- Slides: 24
THE OCEAN Ocean Zones and the Ocean Floor
The Ocean Floor For many years, nobody knew what was at the bottom of the ocean’s floor. Because of the darkness, cold, and extreme pressure, scientists have had to develop new technology to enable them to study the deep ocean floor.
Scientists discovered the best way of mapping the ocean’s floor was to use Sonar (Sound Navigation and Ranging) Sonar uses sound waves to create a picture of the ocean’s floor.
The Ocean Floor Pg 354 -355 Scientist now know that the ocean’s floor is not flat.
Intertidal zone Includes highest line of tide to the lowest line of tide (the highest the water ever rises to the lowest the water ever rises)
Intertidal Zone Intertidal zones can look like sandy beaches:
Intertidal Zone Or rocky shores:
Intertidal Zone Organisms that live in the rocky intertidal zone must be able to tolerate the pounding waves and changes in salinity (saltiness) and temperature.
Intertidal Zone They must also withstand periods of being underwater and periods of being exposed to the air.
The Intertidal Zone is over the beginning of the Continental Shelf A gently sloping, shallow area of the ocean floor that extends outward from the edge of a continent.
Continental Shelf extends in to the Neritic Zone The Continental Shelf is also called the Neritic Zone. The Neritic Zone is full of life!
Neritic Zone The shallow water over the continental shelf receives sunlight and a steady supply of nutrients washed from the land into the ocean.
The Continental Shelf is home to the coral reef. Many animals live around coral reefs and this is a popular place for people to scuba dive.
The Continental Slope This is where the Neritic Zone ends. The dropoff or slope at the end of a continental shelf.
The Abyssal Plain The smooth, nearly flat region of the ocean floor.

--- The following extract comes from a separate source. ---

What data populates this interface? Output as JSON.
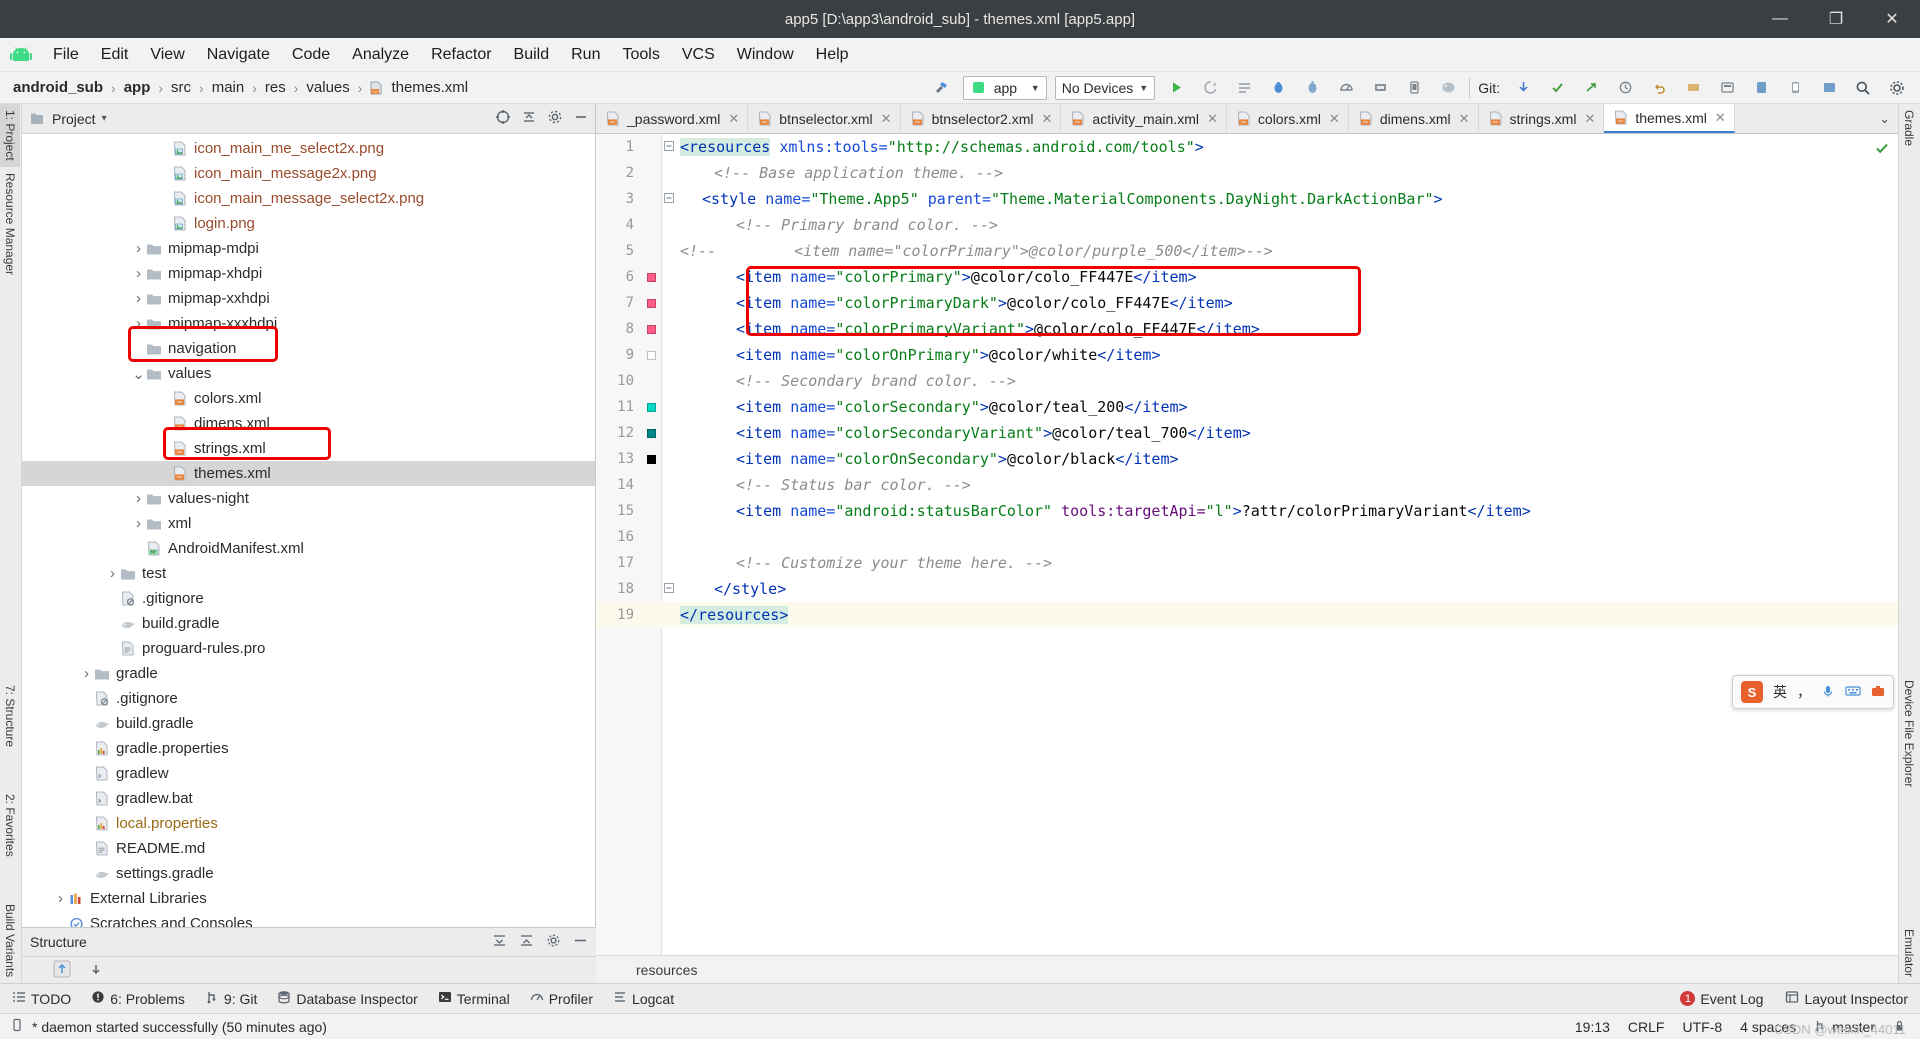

The Abyssal Plain: Open Ocean The Abyssal Plain is also known as the Open Ocean. The Open Ocean is divided into two levels: A. The Surface Zone B. The Deep Zone
Abyssal Plain: The Surface Zone The only part of the ocean that receives enough sunlight to support the growth of algae.
Open Ocean - The Deep Zone The deep regions of the ocean where sunlight cannot reach. Often compared to a desert due to its harsh conditions. Few organisms live in this cold, dark, wet place.
The Deeper you go… • Temperatures Decrease (it gets colder) • Density Increases (it gets saltier) • Pressure Increases (the weight on the whole ocean is pushing down)
Open Ocean – Mid Ocean Ridge Longest mountain range in the world in the middle of ocean floor (mid-ocean ridges of the world are connected and form a single global mid-oceanic ridge system that is part of every ocean)
Deep Zone Life
Deep Zone Life Organisms often create their own light. This is known as bioluminescence.
Remember! Intertidal Neritic Surface Zone tine Con Shore(high to low tide) Continental Shelf Open Ocean Transition Zone l Sl nta ope Deep Zone Abyssal Plain